What is a patent?
A patent is an exclusive right granted for an invention, a product or a process which provides an original way of doing something, or that offers a new technical solution to a problem. A patent provides patent owners with protection for their inventions, generally for 20 years once granted.
Why secure a patent?
As a patent owner, patent protection means your invention cannot be commercially manufactured, used, distributed or sold without your consent. You may give permission to, or license, others to use your patents on agreed terms. Owners may also sell their invention rights to someone else who then becomes the new owner of the patent.
What is a Trade Mark?
A trade mark is a distinctive sign which identifies certain goods or services produced or provided by an individual or a company. This helps customers to identify and purchase products or services based on their specific characteristics and quality as indicated by their unique trade marks.
Why register a Trade Mark?
As a trade mark owner you would have a legal ability to prevent others from using your brand which you have invested in developing. Arguably more importantly, trade mark protection is an asset which can increase in value. For example, Coca Cola® is one of the biggest brands on the planet and of its estimated $60 billion value over 75% is associated with the Coca Cola® brand.
What is an Industrial Design?
An industrial design is the aesthetics of a product. A design may include three-dimensional features such as the shape or surface, or two-dimensional features such as patterns, lines or colours.

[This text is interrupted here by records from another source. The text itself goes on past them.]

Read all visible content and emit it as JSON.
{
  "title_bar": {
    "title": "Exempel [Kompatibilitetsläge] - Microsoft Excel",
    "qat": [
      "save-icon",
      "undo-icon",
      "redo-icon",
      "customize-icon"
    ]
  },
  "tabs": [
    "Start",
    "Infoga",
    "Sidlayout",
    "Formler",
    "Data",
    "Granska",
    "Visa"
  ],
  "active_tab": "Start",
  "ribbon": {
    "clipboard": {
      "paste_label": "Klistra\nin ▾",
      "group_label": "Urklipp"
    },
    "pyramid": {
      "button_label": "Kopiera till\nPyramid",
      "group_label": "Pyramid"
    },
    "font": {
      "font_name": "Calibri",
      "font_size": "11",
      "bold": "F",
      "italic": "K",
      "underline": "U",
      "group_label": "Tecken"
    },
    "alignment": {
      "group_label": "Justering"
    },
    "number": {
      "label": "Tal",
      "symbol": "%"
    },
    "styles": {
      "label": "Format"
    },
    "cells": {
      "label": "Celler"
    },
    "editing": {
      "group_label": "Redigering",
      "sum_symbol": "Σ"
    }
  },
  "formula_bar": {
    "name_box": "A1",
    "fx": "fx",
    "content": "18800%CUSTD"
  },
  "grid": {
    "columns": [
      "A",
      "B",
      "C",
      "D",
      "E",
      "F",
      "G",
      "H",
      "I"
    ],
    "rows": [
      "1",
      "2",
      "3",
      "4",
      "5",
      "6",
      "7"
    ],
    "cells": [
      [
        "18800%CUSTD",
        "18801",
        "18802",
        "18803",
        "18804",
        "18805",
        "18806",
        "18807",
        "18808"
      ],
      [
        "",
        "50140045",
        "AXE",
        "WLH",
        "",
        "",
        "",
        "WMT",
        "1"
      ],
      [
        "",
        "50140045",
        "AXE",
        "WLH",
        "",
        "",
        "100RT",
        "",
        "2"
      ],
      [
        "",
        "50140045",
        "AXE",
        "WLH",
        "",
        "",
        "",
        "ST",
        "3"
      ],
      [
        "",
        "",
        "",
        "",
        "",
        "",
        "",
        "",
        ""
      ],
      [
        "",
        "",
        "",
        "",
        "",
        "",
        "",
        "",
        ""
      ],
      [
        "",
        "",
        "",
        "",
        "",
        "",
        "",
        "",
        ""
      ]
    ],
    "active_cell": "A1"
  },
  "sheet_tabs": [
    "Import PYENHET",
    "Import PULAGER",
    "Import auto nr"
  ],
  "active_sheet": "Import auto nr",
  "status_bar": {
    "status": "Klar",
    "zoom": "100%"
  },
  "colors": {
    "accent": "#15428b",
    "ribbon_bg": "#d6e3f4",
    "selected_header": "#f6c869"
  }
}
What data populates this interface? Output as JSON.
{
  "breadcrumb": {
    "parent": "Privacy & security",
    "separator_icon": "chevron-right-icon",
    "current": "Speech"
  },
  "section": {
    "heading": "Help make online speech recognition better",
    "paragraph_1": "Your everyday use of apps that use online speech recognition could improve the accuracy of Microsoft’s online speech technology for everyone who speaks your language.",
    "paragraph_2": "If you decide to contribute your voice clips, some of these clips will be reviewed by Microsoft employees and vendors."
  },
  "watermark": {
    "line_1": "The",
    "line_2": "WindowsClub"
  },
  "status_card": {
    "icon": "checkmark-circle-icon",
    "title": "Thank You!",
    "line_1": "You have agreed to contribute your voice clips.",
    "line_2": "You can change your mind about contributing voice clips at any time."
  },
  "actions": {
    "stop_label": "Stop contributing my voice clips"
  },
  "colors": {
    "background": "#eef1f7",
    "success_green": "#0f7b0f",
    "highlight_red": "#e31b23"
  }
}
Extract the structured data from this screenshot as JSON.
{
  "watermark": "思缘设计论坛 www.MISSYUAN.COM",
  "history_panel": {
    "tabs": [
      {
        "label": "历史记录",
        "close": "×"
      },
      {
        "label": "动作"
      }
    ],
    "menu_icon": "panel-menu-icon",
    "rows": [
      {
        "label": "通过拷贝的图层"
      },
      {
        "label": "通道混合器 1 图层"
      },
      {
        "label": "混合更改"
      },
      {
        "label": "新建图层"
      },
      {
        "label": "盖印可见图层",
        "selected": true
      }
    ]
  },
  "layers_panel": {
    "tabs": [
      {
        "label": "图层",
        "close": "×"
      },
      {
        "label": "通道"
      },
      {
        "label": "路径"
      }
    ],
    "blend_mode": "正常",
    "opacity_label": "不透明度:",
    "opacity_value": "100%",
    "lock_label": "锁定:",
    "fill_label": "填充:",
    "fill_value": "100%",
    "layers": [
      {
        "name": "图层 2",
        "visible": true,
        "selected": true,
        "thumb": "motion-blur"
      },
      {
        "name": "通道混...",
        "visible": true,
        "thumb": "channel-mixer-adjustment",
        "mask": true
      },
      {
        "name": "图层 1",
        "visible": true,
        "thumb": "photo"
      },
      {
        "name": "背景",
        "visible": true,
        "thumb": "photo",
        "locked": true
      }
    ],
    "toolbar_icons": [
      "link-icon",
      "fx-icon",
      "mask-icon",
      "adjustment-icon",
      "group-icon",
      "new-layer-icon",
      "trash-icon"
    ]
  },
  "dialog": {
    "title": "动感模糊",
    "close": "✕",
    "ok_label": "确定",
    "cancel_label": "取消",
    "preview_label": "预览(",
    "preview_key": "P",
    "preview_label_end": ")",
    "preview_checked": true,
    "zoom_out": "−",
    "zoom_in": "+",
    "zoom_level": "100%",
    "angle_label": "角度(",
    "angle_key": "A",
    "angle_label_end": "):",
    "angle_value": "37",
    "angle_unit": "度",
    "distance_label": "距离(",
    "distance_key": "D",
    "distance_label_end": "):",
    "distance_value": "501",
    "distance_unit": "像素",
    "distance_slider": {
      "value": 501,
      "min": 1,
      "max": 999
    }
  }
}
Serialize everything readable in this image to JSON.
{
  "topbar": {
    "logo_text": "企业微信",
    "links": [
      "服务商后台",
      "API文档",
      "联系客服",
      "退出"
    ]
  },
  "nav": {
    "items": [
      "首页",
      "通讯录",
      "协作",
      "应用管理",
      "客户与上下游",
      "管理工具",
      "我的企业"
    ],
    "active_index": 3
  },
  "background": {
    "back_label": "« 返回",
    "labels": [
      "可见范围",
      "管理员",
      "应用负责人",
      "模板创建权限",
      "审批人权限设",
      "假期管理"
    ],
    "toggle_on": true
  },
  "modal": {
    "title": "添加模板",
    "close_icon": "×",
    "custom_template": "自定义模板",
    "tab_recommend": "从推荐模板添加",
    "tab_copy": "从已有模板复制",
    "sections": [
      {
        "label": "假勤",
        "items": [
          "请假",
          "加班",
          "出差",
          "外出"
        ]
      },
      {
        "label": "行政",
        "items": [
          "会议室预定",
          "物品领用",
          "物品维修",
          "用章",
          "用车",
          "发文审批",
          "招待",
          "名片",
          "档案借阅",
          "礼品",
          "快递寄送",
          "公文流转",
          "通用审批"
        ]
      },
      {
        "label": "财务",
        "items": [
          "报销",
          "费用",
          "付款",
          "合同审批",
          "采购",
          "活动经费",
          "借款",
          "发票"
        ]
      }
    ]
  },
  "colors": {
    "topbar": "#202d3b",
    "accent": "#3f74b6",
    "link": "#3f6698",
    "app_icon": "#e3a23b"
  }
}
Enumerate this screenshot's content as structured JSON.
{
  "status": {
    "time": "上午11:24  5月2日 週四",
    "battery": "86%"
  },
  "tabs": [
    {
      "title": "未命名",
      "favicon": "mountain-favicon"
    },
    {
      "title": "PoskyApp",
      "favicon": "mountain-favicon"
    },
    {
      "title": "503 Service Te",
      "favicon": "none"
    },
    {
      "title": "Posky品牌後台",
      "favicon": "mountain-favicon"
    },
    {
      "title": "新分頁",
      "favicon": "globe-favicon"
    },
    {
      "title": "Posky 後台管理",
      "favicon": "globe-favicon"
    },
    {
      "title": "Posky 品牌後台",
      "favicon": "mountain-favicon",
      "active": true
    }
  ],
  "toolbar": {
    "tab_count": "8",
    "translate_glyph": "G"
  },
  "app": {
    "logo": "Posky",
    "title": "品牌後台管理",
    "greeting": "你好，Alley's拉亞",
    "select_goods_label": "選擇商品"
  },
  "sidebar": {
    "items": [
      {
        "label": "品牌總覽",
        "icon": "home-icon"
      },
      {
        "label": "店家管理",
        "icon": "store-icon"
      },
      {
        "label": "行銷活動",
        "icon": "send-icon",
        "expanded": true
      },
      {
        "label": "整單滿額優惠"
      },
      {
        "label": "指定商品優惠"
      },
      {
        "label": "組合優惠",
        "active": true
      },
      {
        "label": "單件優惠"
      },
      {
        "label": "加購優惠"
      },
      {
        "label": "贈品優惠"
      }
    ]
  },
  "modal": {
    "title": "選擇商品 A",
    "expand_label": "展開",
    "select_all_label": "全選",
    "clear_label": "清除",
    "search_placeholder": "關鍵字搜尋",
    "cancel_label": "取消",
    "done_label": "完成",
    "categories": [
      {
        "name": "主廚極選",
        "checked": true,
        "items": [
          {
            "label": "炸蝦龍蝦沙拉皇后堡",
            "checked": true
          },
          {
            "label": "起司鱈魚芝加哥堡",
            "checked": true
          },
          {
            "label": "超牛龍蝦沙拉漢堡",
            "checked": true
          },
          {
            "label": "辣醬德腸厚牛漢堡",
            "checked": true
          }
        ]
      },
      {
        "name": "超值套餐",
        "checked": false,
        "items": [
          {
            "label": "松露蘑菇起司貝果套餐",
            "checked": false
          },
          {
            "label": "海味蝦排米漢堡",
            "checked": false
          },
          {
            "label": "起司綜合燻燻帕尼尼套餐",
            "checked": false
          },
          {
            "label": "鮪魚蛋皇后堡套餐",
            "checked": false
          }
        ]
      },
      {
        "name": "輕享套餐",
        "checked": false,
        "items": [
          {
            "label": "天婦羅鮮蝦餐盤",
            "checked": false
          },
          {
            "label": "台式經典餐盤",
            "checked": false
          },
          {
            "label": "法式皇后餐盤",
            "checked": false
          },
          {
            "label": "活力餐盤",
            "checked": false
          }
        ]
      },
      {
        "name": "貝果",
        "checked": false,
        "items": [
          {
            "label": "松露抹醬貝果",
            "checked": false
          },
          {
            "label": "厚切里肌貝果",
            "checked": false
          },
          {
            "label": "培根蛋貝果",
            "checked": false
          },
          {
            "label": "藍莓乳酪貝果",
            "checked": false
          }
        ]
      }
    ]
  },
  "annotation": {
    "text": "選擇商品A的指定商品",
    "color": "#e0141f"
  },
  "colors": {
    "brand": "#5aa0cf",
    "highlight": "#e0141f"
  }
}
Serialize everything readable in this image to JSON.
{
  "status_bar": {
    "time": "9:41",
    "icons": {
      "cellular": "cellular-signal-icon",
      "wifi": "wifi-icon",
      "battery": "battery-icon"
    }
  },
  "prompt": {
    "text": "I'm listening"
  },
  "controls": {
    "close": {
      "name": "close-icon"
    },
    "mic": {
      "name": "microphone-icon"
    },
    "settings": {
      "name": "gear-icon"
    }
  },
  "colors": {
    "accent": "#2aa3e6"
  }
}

Why protect an Industrial Design?
As an owner protecting an industrial design provides you with the exclusive right to prevent unauthorised copying or imitation of the design by someone else. Industrial designs are what make products attractive, adding to their commercial value and increasing marketability.
What is Copyright?
Copyright provides authors, artists and other creators protection for their literary and artistic creations, generally referred to as ‘works’.
Why choose to Copyright work(s)?
Once you create the work (or works) you are protected by copyright, and your successors have rights under copyright law. You hold the exclusive right to use or authorise others to use your work on agreed terms. The right holder of the work can agree or prevent its:
- reproduction in all forms, including print and sound recording
- public performance and communication to the public
- broadcasting; its translation into other languages
- adaptation, such as from a novel to a screenplay for a film.
IP is complex area with the potential for creators to lose £millions if they are not sufficiently protected (or by straying into IP infringement).
Using IP to protect you or your business can take time, but is a valuable long term investment. Consider the alternative: failing to protect your IP can result in someone else copying your idea or process and using it to gain the competitive edge, losing you money and potentially damaging your reputation if the copycat product is of poor quality.
If you would like an initial conversation about protecting your IP, avoiding others violating your IP, or developing a robust IP strategy, our experienced IP legal team can help. Please email or call our team.
There is no charge for this short consultation as it is more important to us that you receive the best assessment of your situation and advice about what to do next. If you decide you would like to use our IP service, our team can then provide you with details about the processes, timing, and cost.
Also, if you find yourself in a dispute over IP, contact us straight away. Our experienced team has a
proven track record of resolving a wide range of disputes, proactively avoiding very costly and time consuming litigation wherever possible.